Further Resources

Share this Article
Related Content In Neuromuscular Diseases
  • Copied to clipboard!

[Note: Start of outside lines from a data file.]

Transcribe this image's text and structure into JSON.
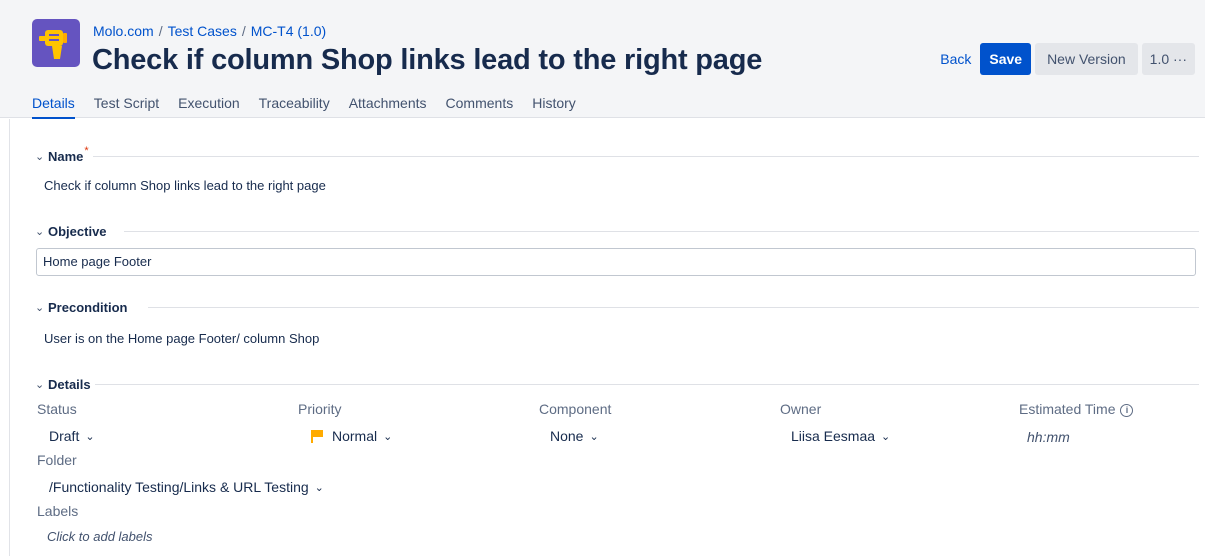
{
  "breadcrumb": {
    "project": "Molo.com",
    "section": "Test Cases",
    "key": "MC-T4 (1.0)",
    "separator": "/"
  },
  "page_title": "Check if column Shop links lead to the right page",
  "actions": {
    "back": "Back",
    "save": "Save",
    "new_version": "New Version",
    "version": "1.0 ···"
  },
  "tabs": [
    {
      "label": "Details",
      "active": true
    },
    {
      "label": "Test Script",
      "active": false
    },
    {
      "label": "Execution",
      "active": false
    },
    {
      "label": "Traceability",
      "active": false
    },
    {
      "label": "Attachments",
      "active": false
    },
    {
      "label": "Comments",
      "active": false
    },
    {
      "label": "History",
      "active": false
    }
  ],
  "sections": {
    "name": {
      "label": "Name",
      "required_marker": "*",
      "value": "Check if column Shop links lead to the right page"
    },
    "objective": {
      "label": "Objective",
      "value": "Home page Footer"
    },
    "precondition": {
      "label": "Precondition",
      "value": "User is on the Home page Footer/ column Shop"
    },
    "details": {
      "label": "Details"
    }
  },
  "details": {
    "status": {
      "label": "Status",
      "value": "Draft"
    },
    "priority": {
      "label": "Priority",
      "value": "Normal"
    },
    "component": {
      "label": "Component",
      "value": "None"
    },
    "owner": {
      "label": "Owner",
      "value": "Liisa Eesmaa"
    },
    "estimated_time": {
      "label": "Estimated Time",
      "placeholder": "hh:mm"
    },
    "folder": {
      "label": "Folder",
      "value": "/Functionality Testing/Links & URL Testing"
    },
    "labels": {
      "label": "Labels",
      "placeholder": "Click to add labels"
    }
  },
  "icons": {
    "chevron": "⌄",
    "caret": "⌄",
    "info": "i"
  },
  "colors": {
    "accent": "#0052cc",
    "app_icon_bg": "#6554c0",
    "app_icon_fg": "#ffc400",
    "priority_flag": "#ffab00",
    "required": "#de350b"
  }
}
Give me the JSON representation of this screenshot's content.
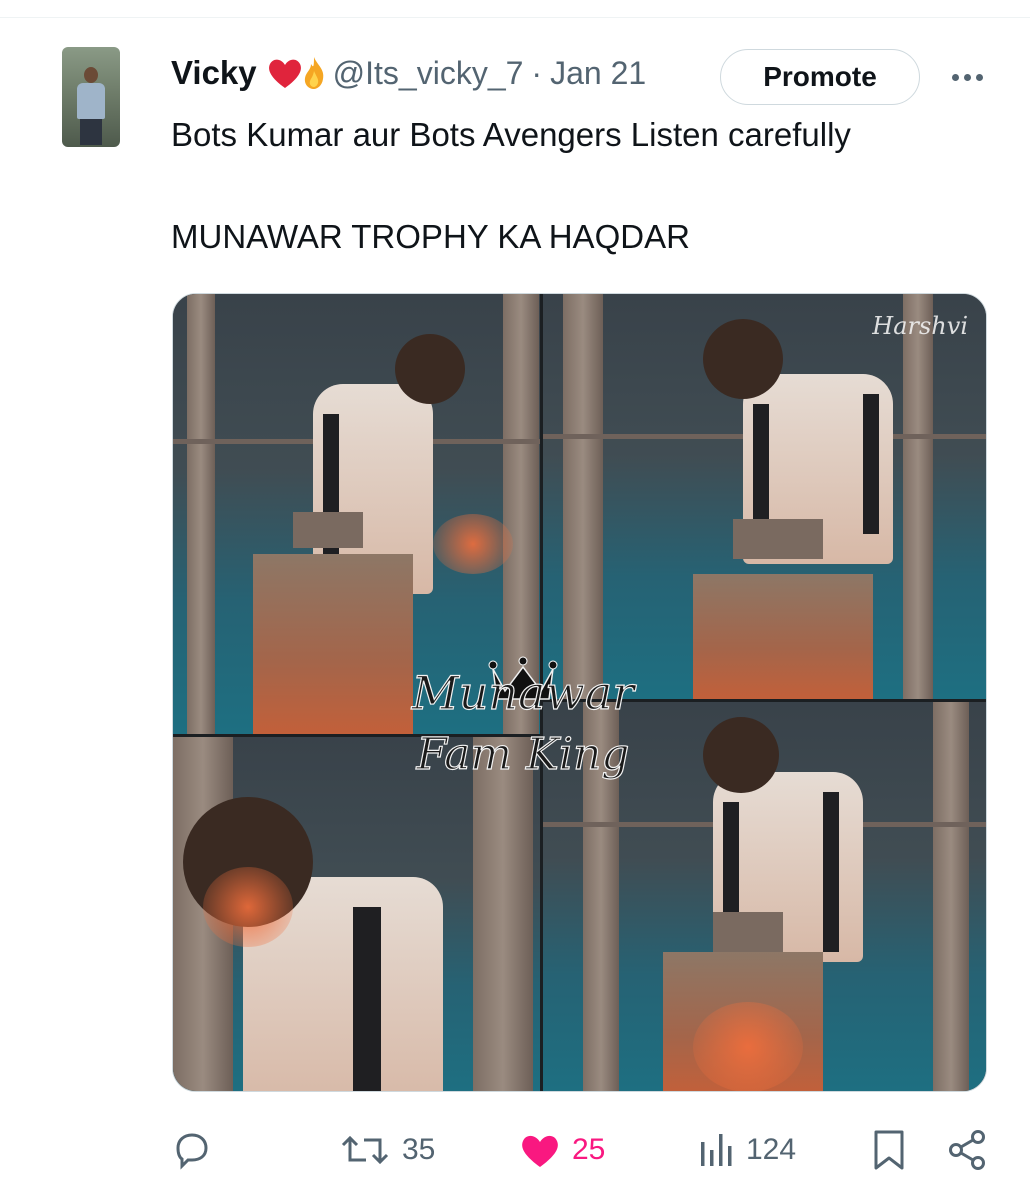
{
  "tweet": {
    "author_name": "Vicky",
    "handle": "@Its_vicky_7",
    "separator": "·",
    "date": "Jan 21",
    "promote_label": "Promote",
    "text_line_1": "Bots Kumar aur Bots Avengers Listen carefully",
    "text_line_2": "MUNAWAR TROPHY KA HAQDAR",
    "media": {
      "watermark_corner": "Harshvi",
      "watermark_line_1": "Munawar",
      "watermark_line_2": "Fam King"
    }
  },
  "actions": {
    "replies": "",
    "retweets": "35",
    "likes": "25",
    "views": "124"
  },
  "colors": {
    "text_primary": "#0f1419",
    "text_secondary": "#536471",
    "like_active": "#f91880",
    "border": "#cfd9de"
  },
  "icons": [
    "reply-icon",
    "retweet-icon",
    "heart-icon",
    "views-icon",
    "bookmark-icon",
    "share-icon",
    "more-icon"
  ]
}
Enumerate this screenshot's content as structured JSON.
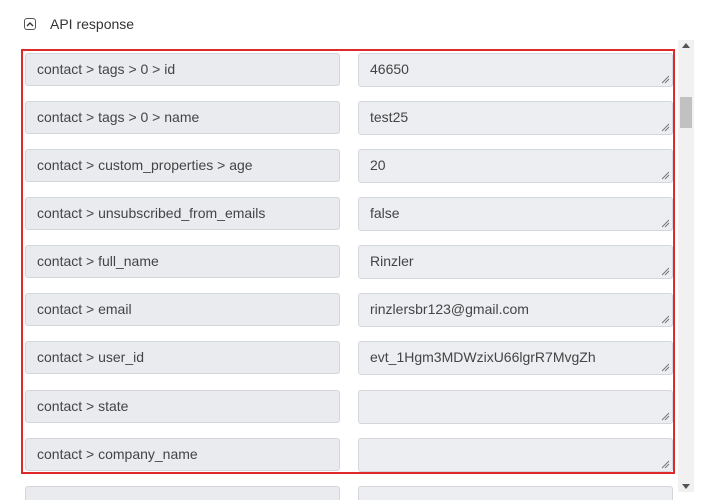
{
  "section": {
    "title": "API response"
  },
  "rows": [
    {
      "key": "contact > tags > 0 > id",
      "value": "46650"
    },
    {
      "key": "contact > tags > 0 > name",
      "value": "test25"
    },
    {
      "key": "contact > custom_properties > age",
      "value": "20"
    },
    {
      "key": "contact > unsubscribed_from_emails",
      "value": "false"
    },
    {
      "key": "contact > full_name",
      "value": "Rinzler"
    },
    {
      "key": "contact > email",
      "value": "rinzlersbr123@gmail.com"
    },
    {
      "key": "contact > user_id",
      "value": "evt_1Hgm3MDWzixU66lgrR7MvgZh"
    },
    {
      "key": "contact > state",
      "value": ""
    },
    {
      "key": "contact > company_name",
      "value": ""
    },
    {
      "key": "",
      "value": ""
    }
  ],
  "colors": {
    "highlight": "#e02a2a",
    "field_bg": "#e9ebee",
    "field_border": "#d3d6db"
  },
  "icons": {
    "collapse": "chevron-up-icon",
    "resize": "resize-grip-icon"
  }
}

    accredited arrow-downarrow_leftarrow-right-bluearrow-right-dark-bluearrow-right-greenarrow-right-greyarrow-right-orangearrow-right-whitearrow-right-bluearrow-up-orangeavatarcalendarchevron-down consultant-pathologist-nurseconsultant-pathologistcrosscrossdownloademailexclaimationfeedbackfiltergraph-arrowinterviewslinkmdt_iconmenumore_dots nurse-consultantpadlock patient-advocate-pathologistpatient-consultantpatientperson pharmacist-nurseplay_buttonplay-colour-tmcplay-colourAsset 1podcastprinter scenerysearch share single-doctor social_facebooksocial_googleplussocial_instagramsocial_linkedin_altsocial_linkedin_altsocial_pinterestlogo-twitter-glyph-32social_youtubeshape-star (1)tick-bluetick-orangetick-whiteticktimetranscriptup-arrowwebinar Department Location NEW TMM Corporate Services Icons-07NEW TMM Corporate Services Icons-08NEW TMM Corporate Services Icons-09NEW TMM Corporate Services Icons-10NEW TMM Corporate Services Icons-11NEW TMM Corporate Services Icons-12Salary £ TMM-Corp-Site-Icons-01TMM-Corp-Site-Icons-02TMM-Corp-Site-Icons-03TMM-Corp-Site-Icons-04TMM-Corp-Site-Icons-05TMM-Corp-Site-Icons-06TMM-Corp-Site-Icons-07TMM-Corp-Site-Icons-08TMM-Corp-Site-Icons-09TMM-Corp-Site-Icons-10TMM-Corp-Site-Icons-11TMM-Corp-Site-Icons-12TMM-Corp-Site-Icons-13TMM-Corp-Site-Icons-14TMM-Corp-Site-Icons-15TMM-Corp-Site-Icons-16TMM-Corp-Site-Icons-17TMM-Corp-Site-Icons-18TMM-Corp-Site-Icons-19TMM-Corp-Site-Icons-20TMM-Corp-Site-Icons-21TMM-Corp-Site-Icons-22TMM-Corp-Site-Icons-23TMM-Corp-Site-Icons-24TMM-Corp-Site-Icons-25TMM-Corp-Site-Icons-26TMM-Corp-Site-Icons-27TMM-Corp-Site-Icons-28TMM-Corp-Site-Icons-29TMM-Corp-Site-Icons-30TMM-Corp-Site-Icons-31TMM-Corp-Site-Icons-32TMM-Corp-Site-Icons-33TMM-Corp-Site-Icons-34TMM-Corp-Site-Icons-35TMM-Corp-Site-Icons-36TMM-Corp-Site-Icons-37TMM-Corp-Site-Icons-38TMM-Corp-Site-Icons-39TMM-Corp-Site-Icons-40TMM-Corp-Site-Icons-41TMM-Corp-Site-Icons-42TMM-Corp-Site-Icons-43TMM-Corp-Site-Icons-44TMM-Corp-Site-Icons-45TMM-Corp-Site-Icons-46TMM-Corp-Site-Icons-47TMM-Corp-Site-Icons-48TMM-Corp-Site-Icons-49TMM-Corp-Site-Icons-50TMM-Corp-Site-Icons-51TMM-Corp-Site-Icons-52TMM-Corp-Site-Icons-53TMM-Corp-Site-Icons-54TMM-Corp-Site-Icons-55TMM-Corp-Site-Icons-56TMM-Corp-Site-Icons-57TMM-Corp-Site-Icons-58TMM-Corp-Site-Icons-59TMM-Corp-Site-Icons-60TMM-Corp-Site-Icons-61TMM-Corp-Site-Icons-62TMM-Corp-Site-Icons-63TMM-Corp-Site-Icons-64TMM-Corp-Site-Icons-65TMM-Corp-Site-Icons-66TMM-Corp-Site-Icons-67TMM-Corp-Site-Icons-68TMM-Corp-Site-Icons-69TMM-Corp-Site-Icons-70TMM-Corp-Site-Icons-71TMM-Corp-Site-Icons-72